NC8 expressing influenza P54 and IL-21 fusion gene and evaluated the immune effect of NC8-pSIP409-pgsA’-p54-pIL-21 in a mouse model. The results of feeding mice recombinant L. plantarum showed that the levels of serum IgG and mucosal secreted IgA (SIgA), the number of CD4 and CD8 T cells, and the expression of IFN-γ in CD4 and CD8 T cells increased significantly, and lymphocyte proliferation occurred under stimulation with the ASFV p54 protein. In our study, the SIgA content in mice feces in the experimental group increased significantly after each immunization and reached the highest value after the third immunization, which was consistent with the mucosal immunity induced by NC8-pSIP409-pgsA’-p54-pIL-21.
Studies have proven that exogenous IL-33 can enhance the antiviral protection against influenza virus infection. Exogenous IL-33 induces the recruitment of dendritic cells, increases the secretion of pro-inflammatory cytokine IL-12 and promotes cytotoxic T cell responses in the local microenvironment [17
]. There is extensive evidence that IL-33 has an anti-virus effect. Because IL-33-Mus and IL-33-Pig were highly homologous, this study used IL-33 as a potential mucosal adjuvant and provided a preliminary reference for future experiments with pigs. CTA1-DD, as a mucosal adjuvant for mucosal vaccines, could promote mucosal, humoral and cell-mediated immune responses, and the addition of CTA1-DD to a split vaccine provided 100% protection against lethal infection by the H3N2 virus [18
]. In this study, we fused and expressed two different adjuvants with the p14.5 protein, respectively. The final result showed that the adjuvant effect of CTA1-DD was stronger than that of IL-33. This result may be related to various factors, and further experiments are still needed.
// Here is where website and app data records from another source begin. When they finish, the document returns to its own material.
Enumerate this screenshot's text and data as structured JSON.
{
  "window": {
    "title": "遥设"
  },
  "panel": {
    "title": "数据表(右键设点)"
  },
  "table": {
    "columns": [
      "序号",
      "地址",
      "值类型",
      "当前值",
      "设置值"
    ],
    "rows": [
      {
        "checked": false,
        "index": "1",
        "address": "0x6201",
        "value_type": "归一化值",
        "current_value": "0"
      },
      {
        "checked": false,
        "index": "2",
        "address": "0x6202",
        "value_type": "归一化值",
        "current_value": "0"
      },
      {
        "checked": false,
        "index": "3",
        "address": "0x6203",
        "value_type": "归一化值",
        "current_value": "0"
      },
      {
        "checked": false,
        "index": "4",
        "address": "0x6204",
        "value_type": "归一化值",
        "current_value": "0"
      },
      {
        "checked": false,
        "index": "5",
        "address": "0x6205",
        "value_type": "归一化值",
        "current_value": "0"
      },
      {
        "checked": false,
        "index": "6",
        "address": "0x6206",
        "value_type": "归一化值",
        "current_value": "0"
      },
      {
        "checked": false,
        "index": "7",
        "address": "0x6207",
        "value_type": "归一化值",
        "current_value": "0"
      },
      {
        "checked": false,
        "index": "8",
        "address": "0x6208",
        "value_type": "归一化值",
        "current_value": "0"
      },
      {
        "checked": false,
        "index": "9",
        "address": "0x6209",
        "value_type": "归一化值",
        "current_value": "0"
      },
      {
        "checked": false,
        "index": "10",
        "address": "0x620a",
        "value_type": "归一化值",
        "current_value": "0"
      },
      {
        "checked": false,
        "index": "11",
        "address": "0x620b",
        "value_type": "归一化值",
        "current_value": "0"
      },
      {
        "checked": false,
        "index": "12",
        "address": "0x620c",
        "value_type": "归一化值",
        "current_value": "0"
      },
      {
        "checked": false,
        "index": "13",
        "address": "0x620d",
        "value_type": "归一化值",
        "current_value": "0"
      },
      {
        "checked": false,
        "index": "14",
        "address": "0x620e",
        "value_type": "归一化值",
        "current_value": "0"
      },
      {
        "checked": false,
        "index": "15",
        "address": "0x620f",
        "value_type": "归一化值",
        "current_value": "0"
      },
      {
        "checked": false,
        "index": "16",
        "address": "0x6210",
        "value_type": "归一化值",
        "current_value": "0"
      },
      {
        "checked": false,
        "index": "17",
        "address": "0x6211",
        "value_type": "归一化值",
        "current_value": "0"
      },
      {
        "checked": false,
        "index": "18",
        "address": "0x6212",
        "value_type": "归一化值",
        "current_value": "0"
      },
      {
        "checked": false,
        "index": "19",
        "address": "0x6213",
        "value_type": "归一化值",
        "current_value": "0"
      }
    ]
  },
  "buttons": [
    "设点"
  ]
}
The flow cytometry experiment showed that the secretion of B220 and IgA, and the contents of CD11C+CD80 and CD11C+CD86 cells in the PP nodal lymphocytes of the mice in the recombinant L. plantarum group, were greater than those of the control group. The adjuvant could promote B cells to secrete specific antibodies and promote the differentiation of DC cells. The spleen and mesenteric lymph nodes of mice orally administered with recombinant L. plantarum had more CD3+CD4+ and CD3+CD8+ T cells than the control group. The adjuvant group had more T cells than the single antigen group, which proved that the recombinant L. plantarum promoted the differentiation of mouse T cells, and the adjuvant group had a better promoting effect. The expressions of CD4+IFN-γ and CD8+IFN-γ in the spleen and mesenteric lymph nodes of mice orally administered with recombinant L. plantarum increased significantly, and the increase in the adjuvant group was higher than those in the single antigen group. ELISA was used to detect the specific SIgA content in mice feces, which proved that the recombinant L. plantarum group stimulated the host to produce specific antibodies, and the secretion of the adjuvant group was higher than that of the single antigen group.
The above experimental results showed that the immunity of mice was significantly improved when orally administered with new functionally recombinant L. plantarum. Recombinant L. plantarum could improve the humoral, cellular and mucosal immunity of mice, providing a theoretical basis for the development of an oral ASFV vaccine. A mucosal vaccine may have an effect on blocking the ASFV infection through mucosa. This study provided preliminary guidance for future vaccine research.